Tally the lines of the material that carry the word "shortcut". Give no more than the number.

┌──

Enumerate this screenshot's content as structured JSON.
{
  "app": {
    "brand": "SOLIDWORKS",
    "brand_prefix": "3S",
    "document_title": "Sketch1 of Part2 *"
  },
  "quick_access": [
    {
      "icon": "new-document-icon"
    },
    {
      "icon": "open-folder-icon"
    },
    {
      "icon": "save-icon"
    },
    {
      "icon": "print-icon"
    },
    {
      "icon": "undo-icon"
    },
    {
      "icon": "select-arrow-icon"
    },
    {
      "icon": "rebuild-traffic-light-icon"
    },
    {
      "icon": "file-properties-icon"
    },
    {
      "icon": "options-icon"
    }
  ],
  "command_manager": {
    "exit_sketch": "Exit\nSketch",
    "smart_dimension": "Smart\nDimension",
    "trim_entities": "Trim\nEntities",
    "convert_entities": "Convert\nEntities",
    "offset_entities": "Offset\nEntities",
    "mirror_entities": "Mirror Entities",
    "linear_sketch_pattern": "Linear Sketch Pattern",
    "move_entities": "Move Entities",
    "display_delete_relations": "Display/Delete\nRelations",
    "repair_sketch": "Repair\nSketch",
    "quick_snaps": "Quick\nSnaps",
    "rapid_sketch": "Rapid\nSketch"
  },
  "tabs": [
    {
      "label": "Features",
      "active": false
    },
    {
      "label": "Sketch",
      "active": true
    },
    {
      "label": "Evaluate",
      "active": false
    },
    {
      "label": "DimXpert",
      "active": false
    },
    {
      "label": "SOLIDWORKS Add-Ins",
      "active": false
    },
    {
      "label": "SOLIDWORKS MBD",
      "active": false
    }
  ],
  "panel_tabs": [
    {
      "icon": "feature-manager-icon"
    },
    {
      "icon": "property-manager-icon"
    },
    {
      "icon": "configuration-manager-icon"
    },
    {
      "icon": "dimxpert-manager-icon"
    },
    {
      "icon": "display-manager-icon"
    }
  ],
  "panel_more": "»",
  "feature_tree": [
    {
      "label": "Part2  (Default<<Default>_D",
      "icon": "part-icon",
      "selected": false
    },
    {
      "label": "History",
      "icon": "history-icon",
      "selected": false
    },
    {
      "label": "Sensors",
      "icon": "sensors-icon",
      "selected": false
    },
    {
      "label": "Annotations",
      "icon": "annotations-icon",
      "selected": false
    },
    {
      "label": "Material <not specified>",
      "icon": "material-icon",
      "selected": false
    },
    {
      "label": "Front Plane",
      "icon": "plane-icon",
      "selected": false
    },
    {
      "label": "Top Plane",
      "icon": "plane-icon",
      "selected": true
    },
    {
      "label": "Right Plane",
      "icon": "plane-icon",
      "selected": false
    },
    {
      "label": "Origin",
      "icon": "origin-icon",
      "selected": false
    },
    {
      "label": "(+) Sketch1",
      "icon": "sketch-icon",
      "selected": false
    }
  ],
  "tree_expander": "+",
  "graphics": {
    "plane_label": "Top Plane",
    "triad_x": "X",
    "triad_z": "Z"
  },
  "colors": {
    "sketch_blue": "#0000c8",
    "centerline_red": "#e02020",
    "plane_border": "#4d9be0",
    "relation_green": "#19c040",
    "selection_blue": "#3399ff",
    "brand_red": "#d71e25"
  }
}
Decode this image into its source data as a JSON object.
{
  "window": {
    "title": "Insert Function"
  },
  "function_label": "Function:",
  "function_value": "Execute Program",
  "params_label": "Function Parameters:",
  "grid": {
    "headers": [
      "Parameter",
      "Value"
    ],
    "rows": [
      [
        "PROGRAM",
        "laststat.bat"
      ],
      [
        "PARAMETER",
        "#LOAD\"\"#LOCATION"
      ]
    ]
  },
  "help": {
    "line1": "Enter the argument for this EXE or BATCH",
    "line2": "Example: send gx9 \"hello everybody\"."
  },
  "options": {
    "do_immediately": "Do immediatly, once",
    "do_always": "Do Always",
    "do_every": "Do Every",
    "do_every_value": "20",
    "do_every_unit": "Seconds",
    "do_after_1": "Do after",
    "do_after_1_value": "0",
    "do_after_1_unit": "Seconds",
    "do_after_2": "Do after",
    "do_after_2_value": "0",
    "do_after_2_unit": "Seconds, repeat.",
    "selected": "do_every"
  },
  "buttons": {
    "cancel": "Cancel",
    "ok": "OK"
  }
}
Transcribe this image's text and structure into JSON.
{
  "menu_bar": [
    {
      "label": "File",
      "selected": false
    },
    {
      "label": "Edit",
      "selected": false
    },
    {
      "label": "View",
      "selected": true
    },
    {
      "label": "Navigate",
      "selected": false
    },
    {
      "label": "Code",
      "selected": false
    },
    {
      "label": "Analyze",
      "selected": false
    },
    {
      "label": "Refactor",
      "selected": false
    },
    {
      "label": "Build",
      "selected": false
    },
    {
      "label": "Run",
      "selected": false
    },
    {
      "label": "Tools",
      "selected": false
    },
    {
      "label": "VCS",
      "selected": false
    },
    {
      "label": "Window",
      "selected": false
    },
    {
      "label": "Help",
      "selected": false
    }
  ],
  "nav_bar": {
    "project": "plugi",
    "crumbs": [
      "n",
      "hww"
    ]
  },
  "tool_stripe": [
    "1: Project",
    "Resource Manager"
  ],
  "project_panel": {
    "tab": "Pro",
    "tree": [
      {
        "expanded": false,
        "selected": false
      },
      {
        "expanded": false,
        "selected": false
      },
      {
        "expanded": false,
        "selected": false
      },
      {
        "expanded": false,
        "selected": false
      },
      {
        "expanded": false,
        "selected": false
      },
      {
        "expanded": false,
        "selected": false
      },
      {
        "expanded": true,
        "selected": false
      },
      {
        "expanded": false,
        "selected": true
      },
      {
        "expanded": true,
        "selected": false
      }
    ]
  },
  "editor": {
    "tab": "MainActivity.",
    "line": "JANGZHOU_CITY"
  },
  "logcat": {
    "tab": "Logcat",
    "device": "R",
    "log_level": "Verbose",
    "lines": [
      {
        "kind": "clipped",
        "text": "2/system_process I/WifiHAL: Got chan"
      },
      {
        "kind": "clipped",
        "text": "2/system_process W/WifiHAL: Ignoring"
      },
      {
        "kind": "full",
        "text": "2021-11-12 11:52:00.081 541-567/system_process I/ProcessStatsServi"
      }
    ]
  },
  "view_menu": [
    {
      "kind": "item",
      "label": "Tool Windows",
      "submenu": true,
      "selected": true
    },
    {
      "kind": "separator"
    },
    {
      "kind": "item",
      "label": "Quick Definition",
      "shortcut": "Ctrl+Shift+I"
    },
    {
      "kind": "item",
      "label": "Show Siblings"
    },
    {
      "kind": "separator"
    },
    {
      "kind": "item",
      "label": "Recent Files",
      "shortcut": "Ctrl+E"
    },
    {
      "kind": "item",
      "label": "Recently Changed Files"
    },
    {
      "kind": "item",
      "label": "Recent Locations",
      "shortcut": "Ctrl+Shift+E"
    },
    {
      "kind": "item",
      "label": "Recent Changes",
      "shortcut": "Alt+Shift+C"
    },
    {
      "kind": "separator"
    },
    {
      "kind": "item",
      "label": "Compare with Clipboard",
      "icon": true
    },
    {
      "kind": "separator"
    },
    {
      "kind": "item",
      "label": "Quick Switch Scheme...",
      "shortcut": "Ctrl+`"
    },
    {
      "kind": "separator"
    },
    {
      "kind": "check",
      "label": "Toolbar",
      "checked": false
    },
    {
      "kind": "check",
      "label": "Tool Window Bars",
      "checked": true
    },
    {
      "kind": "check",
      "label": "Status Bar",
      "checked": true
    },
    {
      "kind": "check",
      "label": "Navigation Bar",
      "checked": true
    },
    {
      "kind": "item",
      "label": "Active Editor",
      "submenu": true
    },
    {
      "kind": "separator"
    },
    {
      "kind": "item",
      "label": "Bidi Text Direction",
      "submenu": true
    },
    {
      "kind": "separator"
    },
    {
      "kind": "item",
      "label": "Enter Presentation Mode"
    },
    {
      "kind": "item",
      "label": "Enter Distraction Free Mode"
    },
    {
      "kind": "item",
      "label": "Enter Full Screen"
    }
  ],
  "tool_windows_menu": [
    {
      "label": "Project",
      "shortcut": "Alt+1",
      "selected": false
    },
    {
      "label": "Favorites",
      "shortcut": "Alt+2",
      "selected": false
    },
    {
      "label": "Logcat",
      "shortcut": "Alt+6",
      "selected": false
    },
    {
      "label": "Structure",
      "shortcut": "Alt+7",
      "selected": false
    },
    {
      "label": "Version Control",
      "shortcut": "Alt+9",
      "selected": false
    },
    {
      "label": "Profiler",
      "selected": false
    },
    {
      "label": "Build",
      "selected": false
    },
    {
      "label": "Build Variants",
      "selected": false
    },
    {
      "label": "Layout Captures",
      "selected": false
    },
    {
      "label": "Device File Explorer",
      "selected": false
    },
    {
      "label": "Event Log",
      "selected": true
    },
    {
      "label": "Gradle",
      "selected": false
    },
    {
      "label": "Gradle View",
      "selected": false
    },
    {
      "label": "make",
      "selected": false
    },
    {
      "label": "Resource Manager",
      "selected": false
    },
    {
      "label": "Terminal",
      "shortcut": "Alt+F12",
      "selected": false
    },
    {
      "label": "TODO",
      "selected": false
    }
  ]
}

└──

• **EXERCISE OUTPUT**
11